>ONLY IN THE PHILIPPINES!!! UNESCO is functioning as a regulating agency for the Philippine government. BTW, UNESCO is an NGO! Pero ok na din kaysa nmn ang BOC mag determine!

2. The economic, technical, vocational, scientific, philosophical and historical books that is not for sale, barter or hire which is duty and vat free as mentioned in Section 105(s) of the TCCP will need certification from DepEd or CHED.

> Yes! May bagong pagkakakitaan na naman ang DepED at CHED.

The duty and vat free imported books which can be sold, bartered or hired under RA 8047 are only those books solely used for book publishing. When our congress people wrote the law, the intention was to promote the book publishing industry daw.

>WTF?!! First of all why will somebody import books for book publishing? Parang sinabi nila na yung user's manual lang sa paggamit ng printing press at book binding ang duty at vat free.

4. Books are still vat free but you need clearance from DOF -.-". According to the DO:

The guidelines herein provided do not cover the treatment of imported books for Value-Added Tax (VAT) purposes as section 109(r) of the 1997 Tax Code, as amended, provides that the importaion of books is VAT-exempt, though applicant /importer still needs to secure DOF confirmatory-exemption clearance for this purpose.

5. If you import books that is for sale, barter or hire, then it is subject for duty. 1% for educational, scientific, cultural, economic, technical, vocational, philosophical, and historical books. 5% for other books.

> This one is really confusing.

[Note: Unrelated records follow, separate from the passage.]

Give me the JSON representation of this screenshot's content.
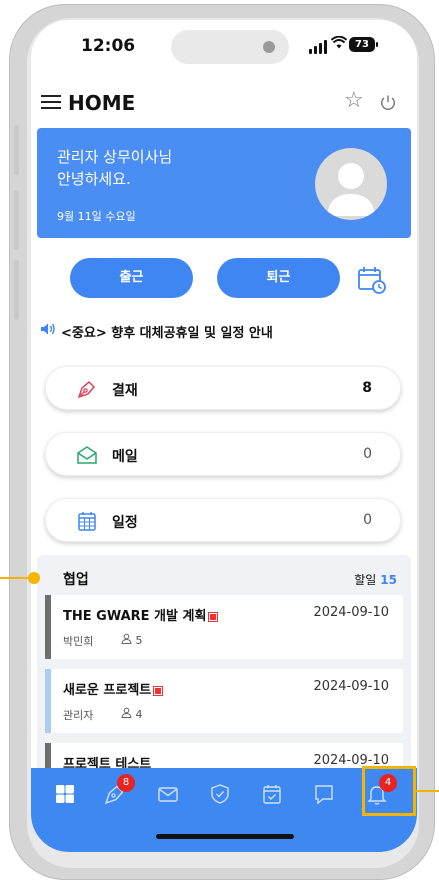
{
  "status_bar": {
    "time": "12:06",
    "battery": "73"
  },
  "header": {
    "title": "HOME"
  },
  "banner": {
    "greeting_line1": "관리자 상무이사님",
    "greeting_line2": "안녕하세요.",
    "date": "9월 11일 수요일"
  },
  "actions": {
    "clock_in": "출근",
    "clock_out": "퇴근"
  },
  "notice": {
    "text": "<중요> 향후 대체공휴일 및 일정 안내"
  },
  "summary_cards": [
    {
      "label": "결재",
      "count": "8"
    },
    {
      "label": "메일",
      "count": "0"
    },
    {
      "label": "일정",
      "count": "0"
    }
  ],
  "collab": {
    "title": "협업",
    "todo_label": "할일",
    "todo_count": "15",
    "projects": [
      {
        "name": "THE GWARE 개발 계획",
        "date": "2024-09-10",
        "owner": "박민희",
        "members": "5",
        "color": "#6e6e6e"
      },
      {
        "name": "새로운 프로젝트",
        "date": "2024-09-10",
        "owner": "관리자",
        "members": "4",
        "color": "#a8cdf2"
      },
      {
        "name": "프로젝트 테스트",
        "date": "2024-09-10",
        "owner": "",
        "members": "",
        "color": "#6e6e6e"
      }
    ]
  },
  "tabbar": {
    "tabs": [
      {
        "icon": "grid-icon"
      },
      {
        "icon": "pen-icon",
        "badge": "8"
      },
      {
        "icon": "mail-icon"
      },
      {
        "icon": "shield-icon"
      },
      {
        "icon": "calendar-check-icon"
      },
      {
        "icon": "chat-icon"
      },
      {
        "icon": "bell-icon",
        "badge": "4"
      }
    ]
  },
  "colors": {
    "primary": "#3e88f1",
    "highlight": "#f5b400",
    "badge": "#e52424"
  }
}
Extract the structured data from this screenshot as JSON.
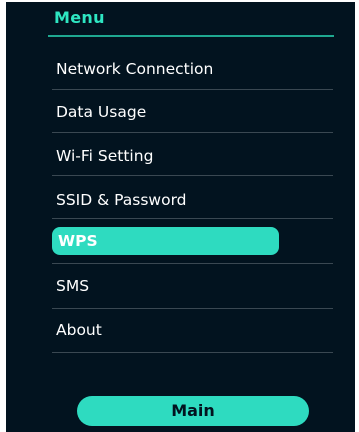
{
  "menu": {
    "title": "Menu",
    "items": [
      {
        "label": "Network Connection",
        "active": false
      },
      {
        "label": "Data Usage",
        "active": false
      },
      {
        "label": "Wi-Fi Setting",
        "active": false
      },
      {
        "label": "SSID & Password",
        "active": false
      },
      {
        "label": "WPS",
        "active": true
      },
      {
        "label": "SMS",
        "active": false
      },
      {
        "label": "About",
        "active": false
      }
    ]
  },
  "footer": {
    "main_label": "Main"
  },
  "colors": {
    "panel_background": "#02131f",
    "accent": "#2edbc0",
    "title_text": "#2ee6c2",
    "divider": "#3a4852",
    "item_text": "#ffffff"
  }
}
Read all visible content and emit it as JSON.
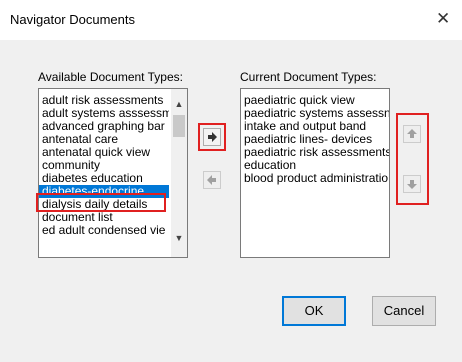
{
  "dialog": {
    "title": "Navigator Documents",
    "close_glyph": "✕"
  },
  "available": {
    "label": "Available Document Types:",
    "items": [
      "adult risk assessments",
      "adult systems asssessm",
      "advanced graphing bar",
      "antenatal care",
      "antenatal quick view",
      "community",
      "diabetes education",
      "diabetes-endocrine",
      "dialysis daily details",
      "document list",
      "ed adult condensed vie"
    ],
    "selected_index": 7,
    "scroll_up": "▲",
    "scroll_down": "▼"
  },
  "current": {
    "label": "Current Document Types:",
    "items": [
      "paediatric quick view",
      "paediatric systems assessn",
      "intake and output band",
      "paediatric lines- devices",
      "paediatric risk assessments",
      "education",
      "blood product administratio"
    ]
  },
  "buttons": {
    "ok": "OK",
    "cancel": "Cancel"
  },
  "icons": {
    "add_arrow": "right-arrow-icon",
    "remove_arrow": "left-arrow-icon",
    "move_up": "up-arrow-icon",
    "move_down": "down-arrow-icon"
  },
  "colors": {
    "selection": "#0078d7",
    "highlight_box": "#e02020",
    "dialog_bg": "#f0f0f0"
  }
}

How will you say a book is not educational? Base on their definition:
Educational books - consisting essentially of textual matter of any kind, and printed in any language or characters. This includes textbooks including educational workbooks sometimes called writing books, with or without narrative textx, which contain question or exercises. Such books, with or without narrative texts, which contain questions or exercises. Such books may be bound (in paper or with soft or stiff covers) in one or more volumes, or may be in the form of printed sheets comprising the whole or a part of the complete work and designed for binding. Educational books are instructive and informative books; it relates to teaching and learning. Examples: Textbooks, workbooks, writing books for grade school, high school and college students and used as a basis for study in the academe.

From my point of view that according to their definition, all books are educational, even fictional books like Twilight. Heck, even tantric texts like Kama Sutra is educational.

If fictional books are not educational then why are we required in school to pass book reports.

Why do we even have a subject in college called world literature?

Honestly, what kind of brains does DOF people have? Why are we encouraged and sometimes required to read works like Tom Sawyer, Odyssey, Count of Monte Cristo, The Alchemist and many more. Maybe 'Twilight' is a special case because they think that books that contains mythological characters is not educational.

Also, it is not stated in the Florence Agreement that it should be books for personal use only that is duty and vat free

Book publishing industry? How about the retail stores? Aren't they a domestic industry also?

Tips for my fellow countrymen: say goodbye to Fully Booked and National Bookstore and say hello to and